However, overall, the ‘buffer zone’ policy is absurd and requires updating. It creates more work for staff and is indeed more unfair and inconvenient for passengers who would no doubt see that others are receiving snacks. A simple rice snack replacement served to all passengers when an Allergian is on-board would be hassle-free and I don’t think that any passenger would even notice the difference.
I criticise Malaysia Airlines’ peanut policy, and not Malaysia Airlines itself, whose treatment of my allergy on this leg of the journey was without fault. However, I think that the policy is problematic. This is worsened by the fact that the accommodating flight attendants tend to go above and beyond the policy anyway and deem it more appropriate to not serve the peanuts at all. Therefore, by maintaining this ‘buffer zone’ policy, the airline creates an unnecessarily stressful situation for Allergians prior to boarding, rather than giving us the reassurance beforehand which would promote the airline as allergy-safe. This means that the credit afforded to the airline for their allergy safety is unfortunately lessened. Further, the policy is likely to be a deterrent for many allergy-sufferers booking with Malaysia Airlines when, in reality, it is likely they will have a nut-free flight.
This being said, I will always be more weary of flying with an airline that serves peanuts as its primary snack, as compared to one of the many who do not. It is an additional worry and stress for Allergians that can be avoided by flying on an airline that has a more thorough peanut policy, or which doesn’t serve peanuts as a snack at all.

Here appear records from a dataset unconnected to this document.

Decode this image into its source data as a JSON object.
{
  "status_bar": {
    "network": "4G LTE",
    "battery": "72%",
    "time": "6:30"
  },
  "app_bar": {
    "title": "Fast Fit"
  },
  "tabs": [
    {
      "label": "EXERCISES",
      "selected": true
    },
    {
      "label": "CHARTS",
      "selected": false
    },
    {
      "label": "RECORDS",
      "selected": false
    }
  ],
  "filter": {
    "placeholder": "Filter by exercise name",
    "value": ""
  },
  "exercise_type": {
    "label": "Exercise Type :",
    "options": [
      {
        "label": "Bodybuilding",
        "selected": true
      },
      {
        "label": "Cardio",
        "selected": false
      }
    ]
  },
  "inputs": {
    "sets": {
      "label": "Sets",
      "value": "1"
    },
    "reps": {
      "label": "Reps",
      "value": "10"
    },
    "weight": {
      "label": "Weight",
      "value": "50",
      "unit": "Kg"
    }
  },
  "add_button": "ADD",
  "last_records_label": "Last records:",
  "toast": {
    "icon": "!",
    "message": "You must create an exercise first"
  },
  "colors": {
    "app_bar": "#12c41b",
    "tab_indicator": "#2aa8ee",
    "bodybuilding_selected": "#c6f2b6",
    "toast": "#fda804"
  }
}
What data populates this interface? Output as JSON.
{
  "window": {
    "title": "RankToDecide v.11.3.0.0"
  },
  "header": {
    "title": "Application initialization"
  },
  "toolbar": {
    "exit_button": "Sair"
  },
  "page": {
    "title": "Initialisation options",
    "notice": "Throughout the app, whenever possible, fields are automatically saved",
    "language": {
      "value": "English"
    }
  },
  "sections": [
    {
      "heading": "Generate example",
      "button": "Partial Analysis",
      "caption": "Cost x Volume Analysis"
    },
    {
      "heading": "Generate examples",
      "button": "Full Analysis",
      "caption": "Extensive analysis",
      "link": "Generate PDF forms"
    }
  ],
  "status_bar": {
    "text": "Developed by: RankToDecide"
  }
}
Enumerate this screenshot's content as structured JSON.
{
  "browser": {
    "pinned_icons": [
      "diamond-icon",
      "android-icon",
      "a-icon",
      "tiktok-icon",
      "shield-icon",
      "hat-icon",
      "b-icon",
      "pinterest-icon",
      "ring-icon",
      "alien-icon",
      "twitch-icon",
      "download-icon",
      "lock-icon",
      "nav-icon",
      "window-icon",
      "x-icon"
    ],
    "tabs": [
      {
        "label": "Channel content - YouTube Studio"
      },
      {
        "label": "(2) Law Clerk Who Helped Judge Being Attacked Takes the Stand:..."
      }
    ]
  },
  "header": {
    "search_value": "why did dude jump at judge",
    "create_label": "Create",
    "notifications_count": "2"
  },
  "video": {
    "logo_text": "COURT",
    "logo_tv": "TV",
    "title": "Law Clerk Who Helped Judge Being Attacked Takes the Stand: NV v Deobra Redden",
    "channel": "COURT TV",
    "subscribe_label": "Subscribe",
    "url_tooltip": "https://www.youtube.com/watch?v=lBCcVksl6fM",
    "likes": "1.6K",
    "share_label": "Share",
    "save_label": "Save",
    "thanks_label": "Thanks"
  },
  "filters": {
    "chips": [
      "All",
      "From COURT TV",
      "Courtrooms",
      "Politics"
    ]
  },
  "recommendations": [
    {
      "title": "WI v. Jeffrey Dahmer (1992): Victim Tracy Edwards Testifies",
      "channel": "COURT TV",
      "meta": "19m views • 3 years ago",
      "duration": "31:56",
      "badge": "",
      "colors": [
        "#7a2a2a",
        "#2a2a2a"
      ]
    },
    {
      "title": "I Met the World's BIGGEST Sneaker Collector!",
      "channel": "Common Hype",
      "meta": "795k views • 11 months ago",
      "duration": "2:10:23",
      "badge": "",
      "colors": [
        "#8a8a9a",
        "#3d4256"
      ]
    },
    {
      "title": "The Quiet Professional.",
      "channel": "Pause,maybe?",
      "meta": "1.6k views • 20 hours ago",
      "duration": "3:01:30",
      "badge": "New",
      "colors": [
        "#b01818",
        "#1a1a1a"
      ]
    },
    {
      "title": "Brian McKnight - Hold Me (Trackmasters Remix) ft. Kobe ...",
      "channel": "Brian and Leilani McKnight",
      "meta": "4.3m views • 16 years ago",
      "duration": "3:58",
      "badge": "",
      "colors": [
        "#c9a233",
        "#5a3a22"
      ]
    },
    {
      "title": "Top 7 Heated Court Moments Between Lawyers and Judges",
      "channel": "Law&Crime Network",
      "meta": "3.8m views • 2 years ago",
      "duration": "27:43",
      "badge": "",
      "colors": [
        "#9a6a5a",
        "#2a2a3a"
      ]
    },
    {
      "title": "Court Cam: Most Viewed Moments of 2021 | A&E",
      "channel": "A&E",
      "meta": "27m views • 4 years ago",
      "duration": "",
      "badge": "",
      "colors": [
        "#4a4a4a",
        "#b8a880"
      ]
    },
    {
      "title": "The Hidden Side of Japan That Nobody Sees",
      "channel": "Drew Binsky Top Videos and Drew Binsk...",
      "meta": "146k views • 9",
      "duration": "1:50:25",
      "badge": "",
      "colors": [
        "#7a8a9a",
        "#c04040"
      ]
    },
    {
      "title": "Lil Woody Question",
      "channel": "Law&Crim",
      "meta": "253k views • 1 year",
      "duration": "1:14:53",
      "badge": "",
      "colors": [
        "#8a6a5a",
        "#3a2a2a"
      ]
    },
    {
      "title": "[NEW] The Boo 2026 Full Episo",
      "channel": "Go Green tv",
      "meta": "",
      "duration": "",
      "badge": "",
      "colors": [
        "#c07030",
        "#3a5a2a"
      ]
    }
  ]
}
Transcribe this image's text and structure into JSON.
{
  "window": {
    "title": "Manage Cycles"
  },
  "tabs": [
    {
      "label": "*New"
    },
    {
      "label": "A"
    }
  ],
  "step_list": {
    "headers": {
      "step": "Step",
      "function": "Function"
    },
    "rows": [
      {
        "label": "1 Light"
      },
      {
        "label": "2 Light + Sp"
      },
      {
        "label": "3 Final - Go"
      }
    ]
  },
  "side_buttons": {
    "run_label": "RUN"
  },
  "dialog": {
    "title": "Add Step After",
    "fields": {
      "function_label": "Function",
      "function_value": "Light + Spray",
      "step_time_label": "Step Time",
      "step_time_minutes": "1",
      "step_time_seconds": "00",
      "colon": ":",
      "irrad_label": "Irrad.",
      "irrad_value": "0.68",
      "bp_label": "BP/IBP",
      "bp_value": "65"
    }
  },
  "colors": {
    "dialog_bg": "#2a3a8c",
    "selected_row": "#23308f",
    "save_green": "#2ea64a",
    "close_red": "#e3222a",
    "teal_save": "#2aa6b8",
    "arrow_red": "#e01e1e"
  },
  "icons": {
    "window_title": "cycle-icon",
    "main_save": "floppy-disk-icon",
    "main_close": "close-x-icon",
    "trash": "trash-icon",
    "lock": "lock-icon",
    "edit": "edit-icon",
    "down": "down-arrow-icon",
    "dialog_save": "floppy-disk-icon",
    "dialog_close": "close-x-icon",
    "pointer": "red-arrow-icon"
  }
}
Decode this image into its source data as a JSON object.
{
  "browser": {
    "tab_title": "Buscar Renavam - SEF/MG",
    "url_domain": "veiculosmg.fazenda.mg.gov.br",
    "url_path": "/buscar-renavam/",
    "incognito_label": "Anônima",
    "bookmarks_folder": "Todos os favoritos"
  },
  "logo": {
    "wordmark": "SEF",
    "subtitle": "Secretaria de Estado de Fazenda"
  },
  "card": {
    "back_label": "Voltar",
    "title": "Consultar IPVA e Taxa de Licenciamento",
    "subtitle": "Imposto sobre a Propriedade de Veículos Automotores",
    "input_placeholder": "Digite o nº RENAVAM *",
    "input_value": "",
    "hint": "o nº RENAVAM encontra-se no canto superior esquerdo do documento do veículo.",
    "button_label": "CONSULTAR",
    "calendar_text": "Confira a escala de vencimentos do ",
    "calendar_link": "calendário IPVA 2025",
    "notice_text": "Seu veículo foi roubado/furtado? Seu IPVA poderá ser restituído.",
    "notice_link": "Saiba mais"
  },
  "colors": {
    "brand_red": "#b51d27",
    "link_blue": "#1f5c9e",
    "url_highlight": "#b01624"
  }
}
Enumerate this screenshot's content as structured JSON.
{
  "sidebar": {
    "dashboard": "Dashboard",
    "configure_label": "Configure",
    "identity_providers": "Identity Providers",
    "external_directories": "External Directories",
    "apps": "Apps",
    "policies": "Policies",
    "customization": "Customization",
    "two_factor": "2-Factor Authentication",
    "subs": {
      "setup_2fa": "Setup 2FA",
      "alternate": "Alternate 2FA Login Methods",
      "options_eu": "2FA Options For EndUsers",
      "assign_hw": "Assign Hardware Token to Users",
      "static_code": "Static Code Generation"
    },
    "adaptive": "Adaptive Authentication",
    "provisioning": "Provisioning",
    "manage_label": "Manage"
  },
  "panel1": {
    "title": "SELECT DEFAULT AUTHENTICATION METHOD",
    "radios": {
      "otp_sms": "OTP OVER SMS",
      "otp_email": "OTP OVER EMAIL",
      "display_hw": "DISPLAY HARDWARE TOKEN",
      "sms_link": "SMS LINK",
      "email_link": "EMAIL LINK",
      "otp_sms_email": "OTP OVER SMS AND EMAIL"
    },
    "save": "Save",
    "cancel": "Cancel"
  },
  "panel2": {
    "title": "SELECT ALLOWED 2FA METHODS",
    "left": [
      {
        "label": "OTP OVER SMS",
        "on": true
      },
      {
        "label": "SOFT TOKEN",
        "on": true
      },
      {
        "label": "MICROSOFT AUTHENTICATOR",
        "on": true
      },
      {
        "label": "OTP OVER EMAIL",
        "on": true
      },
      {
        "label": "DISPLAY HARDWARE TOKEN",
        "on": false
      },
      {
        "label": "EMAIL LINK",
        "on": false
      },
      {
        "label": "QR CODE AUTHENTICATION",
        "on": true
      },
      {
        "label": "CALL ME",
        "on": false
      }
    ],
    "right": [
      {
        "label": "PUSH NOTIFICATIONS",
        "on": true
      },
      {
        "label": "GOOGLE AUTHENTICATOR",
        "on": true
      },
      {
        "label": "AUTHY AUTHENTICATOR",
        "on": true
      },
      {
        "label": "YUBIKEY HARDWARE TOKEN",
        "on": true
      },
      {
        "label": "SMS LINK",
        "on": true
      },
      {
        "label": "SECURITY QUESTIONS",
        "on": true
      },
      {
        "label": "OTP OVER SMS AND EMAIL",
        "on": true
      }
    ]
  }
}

Finally, a side note (and not something that is specific to Malaysia Airlines): I have noticed in my time that many companies that I have dealt with, including airlines, seem to have the outlook that as long as they are legally protected, that is all that matters. If they have ticked off their legal requirements and the Allergian has signed a waiver form, then they need not worry. But IMO, this is not the right attitude to have. An allergic incident on a flight that could have been avoided cannot be good for any airline’s image. Liability is one thing; but remember that allergies can be a matter of life or death.